### Goal of the exercise
Please reproduce each of the entries below exactly as they appear.

Data items
---

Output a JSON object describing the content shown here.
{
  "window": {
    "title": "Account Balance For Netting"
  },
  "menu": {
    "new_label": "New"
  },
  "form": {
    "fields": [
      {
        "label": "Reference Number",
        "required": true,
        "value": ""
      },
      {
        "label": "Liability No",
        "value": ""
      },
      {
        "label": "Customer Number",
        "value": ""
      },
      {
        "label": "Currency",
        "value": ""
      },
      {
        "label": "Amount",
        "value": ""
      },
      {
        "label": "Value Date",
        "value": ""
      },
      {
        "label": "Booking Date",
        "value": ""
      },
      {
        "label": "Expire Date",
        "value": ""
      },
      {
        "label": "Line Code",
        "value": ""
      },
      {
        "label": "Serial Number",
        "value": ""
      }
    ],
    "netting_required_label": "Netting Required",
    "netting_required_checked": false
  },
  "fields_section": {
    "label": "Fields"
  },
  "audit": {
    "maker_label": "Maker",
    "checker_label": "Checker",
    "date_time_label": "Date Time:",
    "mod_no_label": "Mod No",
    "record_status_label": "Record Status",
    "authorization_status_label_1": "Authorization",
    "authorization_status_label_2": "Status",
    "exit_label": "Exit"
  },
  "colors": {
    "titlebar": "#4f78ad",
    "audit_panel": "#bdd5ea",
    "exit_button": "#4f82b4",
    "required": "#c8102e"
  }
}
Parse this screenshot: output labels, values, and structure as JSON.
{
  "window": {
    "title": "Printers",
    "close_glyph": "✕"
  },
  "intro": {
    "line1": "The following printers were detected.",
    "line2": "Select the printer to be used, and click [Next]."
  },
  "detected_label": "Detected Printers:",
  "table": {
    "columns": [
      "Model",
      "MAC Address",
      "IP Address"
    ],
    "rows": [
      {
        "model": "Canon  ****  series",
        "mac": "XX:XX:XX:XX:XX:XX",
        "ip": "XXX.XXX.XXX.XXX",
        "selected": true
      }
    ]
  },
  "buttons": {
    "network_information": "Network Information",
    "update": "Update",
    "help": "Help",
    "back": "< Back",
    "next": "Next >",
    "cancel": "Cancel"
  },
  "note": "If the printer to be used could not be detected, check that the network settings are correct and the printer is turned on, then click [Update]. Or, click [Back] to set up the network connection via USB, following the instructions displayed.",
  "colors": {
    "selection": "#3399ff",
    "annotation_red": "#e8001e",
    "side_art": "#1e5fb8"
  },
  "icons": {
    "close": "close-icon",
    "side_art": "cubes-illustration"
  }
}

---

### Solution to this exercise
Output a JSON object describing the content shown here.
{
  "window": {
    "title": "Account Balance For Netting"
  },
  "menu": {
    "new_label": "New"
  },
  "form": {
    "fields": [
      {
        "label": "Reference Number",
        "required": true,
        "value": ""
      },
      {
        "label": "Liability No",
        "value": ""
      },
      {
        "label": "Customer Number",
        "value": ""
      },
      {
        "label": "Currency",
        "value": ""
      },
      {
        "label": "Amount",
        "value": ""
      },
      {
        "label": "Value Date",
        "value": ""
      },
      {
        "label": "Booking Date",
        "value": ""
      },
      {
        "label": "Expire Date",
        "value": ""
      },
      {
        "label": "Line Code",
        "value": ""
      },
      {
        "label": "Serial Number",
        "value": ""
      }
    ],
    "netting_required_label": "Netting Required",
    "netting_required_checked": false
  },
  "fields_section": {
    "label": "Fields"
  },
  "audit": {
    "maker_label": "Maker",
    "checker_label": "Checker",
    "date_time_label": "Date Time:",
    "mod_no_label": "Mod No",
    "record_status_label": "Record Status",
    "authorization_status_label_1": "Authorization",
    "authorization_status_label_2": "Status",
    "exit_label": "Exit"
  },
  "colors": {
    "titlebar": "#4f78ad",
    "audit_panel": "#bdd5ea",
    "exit_button": "#4f82b4",
    "required": "#c8102e"
  }
}
Parse this screenshot: output labels, values, and structure as JSON.
{
  "window": {
    "title": "Printers",
    "close_glyph": "✕"
  },
  "intro": {
    "line1": "The following printers were detected.",
    "line2": "Select the printer to be used, and click [Next]."
  },
  "detected_label": "Detected Printers:",
  "table": {
    "columns": [
      "Model",
      "MAC Address",
      "IP Address"
    ],
    "rows": [
      {
        "model": "Canon  ****  series",
        "mac": "XX:XX:XX:XX:XX:XX",
        "ip": "XXX.XXX.XXX.XXX",
        "selected": true
      }
    ]
  },
  "buttons": {
    "network_information": "Network Information",
    "update": "Update",
    "help": "Help",
    "back": "< Back",
    "next": "Next >",
    "cancel": "Cancel"
  },
  "note": "If the printer to be used could not be detected, check that the network settings are correct and the printer is turned on, then click [Update]. Or, click [Back] to set up the network connection via USB, following the instructions displayed.",
  "colors": {
    "selection": "#3399ff",
    "annotation_red": "#e8001e",
    "side_art": "#1e5fb8"
  },
  "icons": {
    "close": "close-icon",
    "side_art": "cubes-illustration"
  }
}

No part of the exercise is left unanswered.